What the exercise asks
When the records are reproduced, each one must match exactly, and no picture may be kept.

Saved data entries:
- - -
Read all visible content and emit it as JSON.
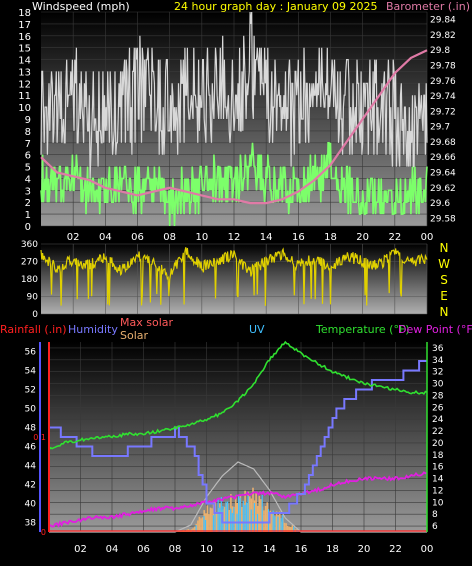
{
  "chart_data": [
    {
      "type": "line",
      "title": "24 hour graph day : January 09 2025",
      "left_axis_label": "Windspeed (mph)",
      "right_axis_label": "Barometer (.in)",
      "x_ticks": [
        "02",
        "04",
        "06",
        "08",
        "10",
        "12",
        "14",
        "16",
        "18",
        "20",
        "22",
        "00"
      ],
      "x_range_hours": [
        0,
        24
      ],
      "left_ylim": [
        0,
        18
      ],
      "left_ticks": [
        "0",
        "1",
        "2",
        "3",
        "4",
        "5",
        "6",
        "7",
        "8",
        "9",
        "10",
        "11",
        "12",
        "13",
        "14",
        "15",
        "16",
        "17",
        "18"
      ],
      "right_ylim": [
        29.57,
        29.85
      ],
      "right_ticks": [
        "29.58",
        "29.6",
        "29.62",
        "29.64",
        "29.66",
        "29.68",
        "29.7",
        "29.72",
        "29.74",
        "29.76",
        "29.78",
        "29.8",
        "29.82",
        "29.84"
      ],
      "colors": {
        "gust": "#d8d8d8",
        "wind": "#7cff6a",
        "barometer": "#e07aa6",
        "left_label": "#ffffff",
        "right_label": "#e07aa6",
        "title": "#ffff00"
      },
      "series": [
        {
          "role": "barometer",
          "values_hourly": [
            29.66,
            29.64,
            29.635,
            29.63,
            29.62,
            29.615,
            29.61,
            29.615,
            29.62,
            29.615,
            29.61,
            29.605,
            29.605,
            29.6,
            29.6,
            29.605,
            29.615,
            29.63,
            29.65,
            29.68,
            29.71,
            29.74,
            29.77,
            29.79,
            29.8
          ]
        },
        {
          "role": "wind_speed",
          "values_hourly": [
            4,
            3,
            4,
            3,
            3,
            4,
            3,
            4,
            2,
            3,
            3,
            4,
            3,
            5,
            4,
            3,
            3,
            4,
            5,
            3,
            2,
            3,
            2,
            3,
            3
          ]
        },
        {
          "role": "wind_gust",
          "values_hourly": [
            9,
            8,
            10,
            7,
            9,
            8,
            10,
            9,
            8,
            10,
            9,
            11,
            10,
            12,
            10,
            9,
            8,
            11,
            10,
            9,
            8,
            9,
            8,
            7,
            9
          ]
        }
      ]
    },
    {
      "type": "line",
      "right_axis_label": [
        "N",
        "W",
        "S",
        "E",
        "N"
      ],
      "left_ticks": [
        "360",
        "270",
        "180",
        "90",
        "0"
      ],
      "ylim": [
        0,
        360
      ],
      "color": "#e0d000",
      "series": [
        {
          "role": "wind_direction",
          "values_hourly": [
            300,
            230,
            280,
            250,
            290,
            220,
            310,
            260,
            200,
            320,
            240,
            280,
            300,
            220,
            270,
            310,
            250,
            290,
            230,
            300,
            270,
            250,
            320,
            260,
            290
          ]
        }
      ]
    },
    {
      "type": "line",
      "labels": {
        "rainfall": "Rainfall (.in)",
        "humidity": "Humidity",
        "max_solar": "Max solar",
        "solar": "Solar",
        "uv": "UV",
        "temperature": "Temperature (°F)",
        "dew_point": "Dew Point (°F)"
      },
      "x_ticks": [
        "02",
        "04",
        "06",
        "08",
        "10",
        "12",
        "14",
        "16",
        "18",
        "20",
        "22",
        "00"
      ],
      "x_range_hours": [
        0,
        24
      ],
      "humidity_ylim": [
        37,
        57
      ],
      "humidity_ticks": [
        "38",
        "40",
        "42",
        "44",
        "46",
        "48",
        "50",
        "52",
        "54",
        "56"
      ],
      "rain_ticks": [
        "0",
        "0.1"
      ],
      "rain_ylim": [
        0,
        0.2
      ],
      "temp_ylim": [
        5,
        37
      ],
      "temp_ticks": [
        "6",
        "8",
        "10",
        "12",
        "14",
        "16",
        "18",
        "20",
        "22",
        "24",
        "26",
        "28",
        "30",
        "32",
        "34",
        "36"
      ],
      "colors": {
        "rainfall": "#ff2020",
        "humidity": "#7878ff",
        "max_solar": "#ff5a5a",
        "solar": "#e8b070",
        "uv": "#40c0ff",
        "temperature": "#30e030",
        "dew_point": "#e020e0"
      },
      "series": [
        {
          "role": "temperature",
          "values_hourly": [
            19,
            20,
            20.5,
            21,
            21,
            21.5,
            21.5,
            22,
            22.5,
            23,
            24,
            25,
            27,
            30,
            34,
            37,
            35,
            33.5,
            32,
            31,
            30,
            29.5,
            29,
            28.5,
            28.5
          ]
        },
        {
          "role": "humidity",
          "values_hourly": [
            48,
            47,
            46,
            45,
            45,
            45.5,
            46,
            47,
            47.5,
            46,
            40,
            38,
            38,
            38,
            38.5,
            39,
            41,
            45,
            49,
            51,
            52,
            53,
            53,
            54,
            55
          ]
        },
        {
          "role": "dew_point",
          "values_hourly": [
            6,
            6.5,
            7,
            7.5,
            7.5,
            8,
            8.5,
            9,
            9,
            9.5,
            10,
            10.5,
            11,
            11.5,
            11.5,
            11,
            11.5,
            12,
            13,
            13.5,
            14,
            14,
            14,
            14.5,
            15
          ]
        },
        {
          "role": "max_solar",
          "values_hourly": [
            0,
            0,
            0,
            0,
            0,
            0,
            0,
            0,
            0,
            0.1,
            0.5,
            0.8,
            1.0,
            0.9,
            0.6,
            0.2,
            0,
            0,
            0,
            0,
            0,
            0,
            0,
            0,
            0
          ]
        },
        {
          "role": "solar",
          "values_hourly": [
            0,
            0,
            0,
            0,
            0,
            0,
            0,
            0,
            0,
            0.05,
            0.35,
            0.45,
            0.5,
            0.55,
            0.4,
            0.15,
            0,
            0,
            0,
            0,
            0,
            0,
            0,
            0,
            0
          ]
        },
        {
          "role": "uv",
          "values_hourly": [
            0,
            0,
            0,
            0,
            0,
            0,
            0,
            0,
            0,
            0,
            0.3,
            0.4,
            0.5,
            0.5,
            0.4,
            0.15,
            0,
            0,
            0,
            0,
            0,
            0,
            0,
            0,
            0
          ]
        },
        {
          "role": "rainfall",
          "values_hourly": [
            0,
            0,
            0,
            0,
            0,
            0,
            0,
            0,
            0,
            0,
            0,
            0,
            0,
            0,
            0,
            0,
            0,
            0,
            0,
            0,
            0,
            0,
            0,
            0,
            0
          ]
        }
      ]
    }
  ]
}
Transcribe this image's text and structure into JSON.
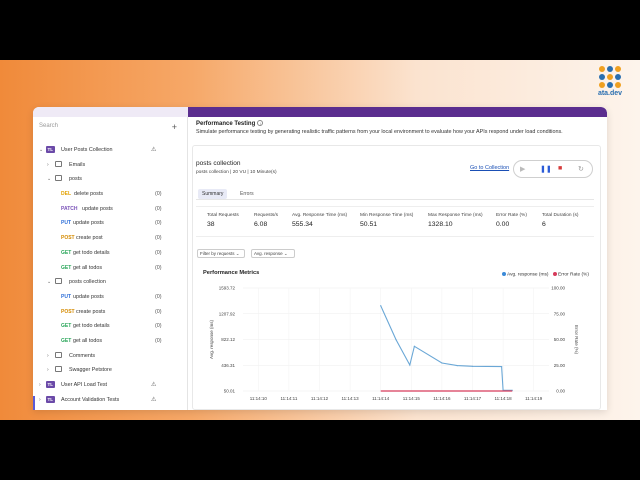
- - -
Exercise solution
Read all visible content and emit it as JSON.
{
  "chart_data": [
    {
      "type": "line",
      "title": "24 hour graph day : January 09 2025",
      "left_axis_label": "Windspeed (mph)",
      "right_axis_label": "Barometer (.in)",
      "x_ticks": [
        "02",
        "04",
        "06",
        "08",
        "10",
        "12",
        "14",
        "16",
        "18",
        "20",
        "22",
        "00"
      ],
      "x_range_hours": [
        0,
        24
      ],
      "left_ylim": [
        0,
        18
      ],
      "left_ticks": [
        "0",
        "1",
        "2",
        "3",
        "4",
        "5",
        "6",
        "7",
        "8",
        "9",
        "10",
        "11",
        "12",
        "13",
        "14",
        "15",
        "16",
        "17",
        "18"
      ],
      "right_ylim": [
        29.57,
        29.85
      ],
      "right_ticks": [
        "29.58",
        "29.6",
        "29.62",
        "29.64",
        "29.66",
        "29.68",
        "29.7",
        "29.72",
        "29.74",
        "29.76",
        "29.78",
        "29.8",
        "29.82",
        "29.84"
      ],
      "colors": {
        "gust": "#d8d8d8",
        "wind": "#7cff6a",
        "barometer": "#e07aa6",
        "left_label": "#ffffff",
        "right_label": "#e07aa6",
        "title": "#ffff00"
      },
      "series": [
        {
          "role": "barometer",
          "values_hourly": [
            29.66,
            29.64,
            29.635,
            29.63,
            29.62,
            29.615,
            29.61,
            29.615,
            29.62,
            29.615,
            29.61,
            29.605,
            29.605,
            29.6,
            29.6,
            29.605,
            29.615,
            29.63,
            29.65,
            29.68,
            29.71,
            29.74,
            29.77,
            29.79,
            29.8
          ]
        },
        {
          "role": "wind_speed",
          "values_hourly": [
            4,
            3,
            4,
            3,
            3,
            4,
            3,
            4,
            2,
            3,
            3,
            4,
            3,
            5,
            4,
            3,
            3,
            4,
            5,
            3,
            2,
            3,
            2,
            3,
            3
          ]
        },
        {
          "role": "wind_gust",
          "values_hourly": [
            9,
            8,
            10,
            7,
            9,
            8,
            10,
            9,
            8,
            10,
            9,
            11,
            10,
            12,
            10,
            9,
            8,
            11,
            10,
            9,
            8,
            9,
            8,
            7,
            9
          ]
        }
      ]
    },
    {
      "type": "line",
      "right_axis_label": [
        "N",
        "W",
        "S",
        "E",
        "N"
      ],
      "left_ticks": [
        "360",
        "270",
        "180",
        "90",
        "0"
      ],
      "ylim": [
        0,
        360
      ],
      "color": "#e0d000",
      "series": [
        {
          "role": "wind_direction",
          "values_hourly": [
            300,
            230,
            280,
            250,
            290,
            220,
            310,
            260,
            200,
            320,
            240,
            280,
            300,
            220,
            270,
            310,
            250,
            290,
            230,
            300,
            270,
            250,
            320,
            260,
            290
          ]
        }
      ]
    },
    {
      "type": "line",
      "labels": {
        "rainfall": "Rainfall (.in)",
        "humidity": "Humidity",
        "max_solar": "Max solar",
        "solar": "Solar",
        "uv": "UV",
        "temperature": "Temperature (°F)",
        "dew_point": "Dew Point (°F)"
      },
      "x_ticks": [
        "02",
        "04",
        "06",
        "08",
        "10",
        "12",
        "14",
        "16",
        "18",
        "20",
        "22",
        "00"
      ],
      "x_range_hours": [
        0,
        24
      ],
      "humidity_ylim": [
        37,
        57
      ],
      "humidity_ticks": [
        "38",
        "40",
        "42",
        "44",
        "46",
        "48",
        "50",
        "52",
        "54",
        "56"
      ],
      "rain_ticks": [
        "0",
        "0.1"
      ],
      "rain_ylim": [
        0,
        0.2
      ],
      "temp_ylim": [
        5,
        37
      ],
      "temp_ticks": [
        "6",
        "8",
        "10",
        "12",
        "14",
        "16",
        "18",
        "20",
        "22",
        "24",
        "26",
        "28",
        "30",
        "32",
        "34",
        "36"
      ],
      "colors": {
        "rainfall": "#ff2020",
        "humidity": "#7878ff",
        "max_solar": "#ff5a5a",
        "solar": "#e8b070",
        "uv": "#40c0ff",
        "temperature": "#30e030",
        "dew_point": "#e020e0"
      },
      "series": [
        {
          "role": "temperature",
          "values_hourly": [
            19,
            20,
            20.5,
            21,
            21,
            21.5,
            21.5,
            22,
            22.5,
            23,
            24,
            25,
            27,
            30,
            34,
            37,
            35,
            33.5,
            32,
            31,
            30,
            29.5,
            29,
            28.5,
            28.5
          ]
        },
        {
          "role": "humidity",
          "values_hourly": [
            48,
            47,
            46,
            45,
            45,
            45.5,
            46,
            47,
            47.5,
            46,
            40,
            38,
            38,
            38,
            38.5,
            39,
            41,
            45,
            49,
            51,
            52,
            53,
            53,
            54,
            55
          ]
        },
        {
          "role": "dew_point",
          "values_hourly": [
            6,
            6.5,
            7,
            7.5,
            7.5,
            8,
            8.5,
            9,
            9,
            9.5,
            10,
            10.5,
            11,
            11.5,
            11.5,
            11,
            11.5,
            12,
            13,
            13.5,
            14,
            14,
            14,
            14.5,
            15
          ]
        },
        {
          "role": "max_solar",
          "values_hourly": [
            0,
            0,
            0,
            0,
            0,
            0,
            0,
            0,
            0,
            0.1,
            0.5,
            0.8,
            1.0,
            0.9,
            0.6,
            0.2,
            0,
            0,
            0,
            0,
            0,
            0,
            0,
            0,
            0
          ]
        },
        {
          "role": "solar",
          "values_hourly": [
            0,
            0,
            0,
            0,
            0,
            0,
            0,
            0,
            0,
            0.05,
            0.35,
            0.45,
            0.5,
            0.55,
            0.4,
            0.15,
            0,
            0,
            0,
            0,
            0,
            0,
            0,
            0,
            0
          ]
        },
        {
          "role": "uv",
          "values_hourly": [
            0,
            0,
            0,
            0,
            0,
            0,
            0,
            0,
            0,
            0,
            0.3,
            0.4,
            0.5,
            0.5,
            0.4,
            0.15,
            0,
            0,
            0,
            0,
            0,
            0,
            0,
            0,
            0
          ]
        },
        {
          "role": "rainfall",
          "values_hourly": [
            0,
            0,
            0,
            0,
            0,
            0,
            0,
            0,
            0,
            0,
            0,
            0,
            0,
            0,
            0,
            0,
            0,
            0,
            0,
            0,
            0,
            0,
            0,
            0,
            0
          ]
        }
      ]
    }
  ]
}
Transcribe this image's text and structure into JSON.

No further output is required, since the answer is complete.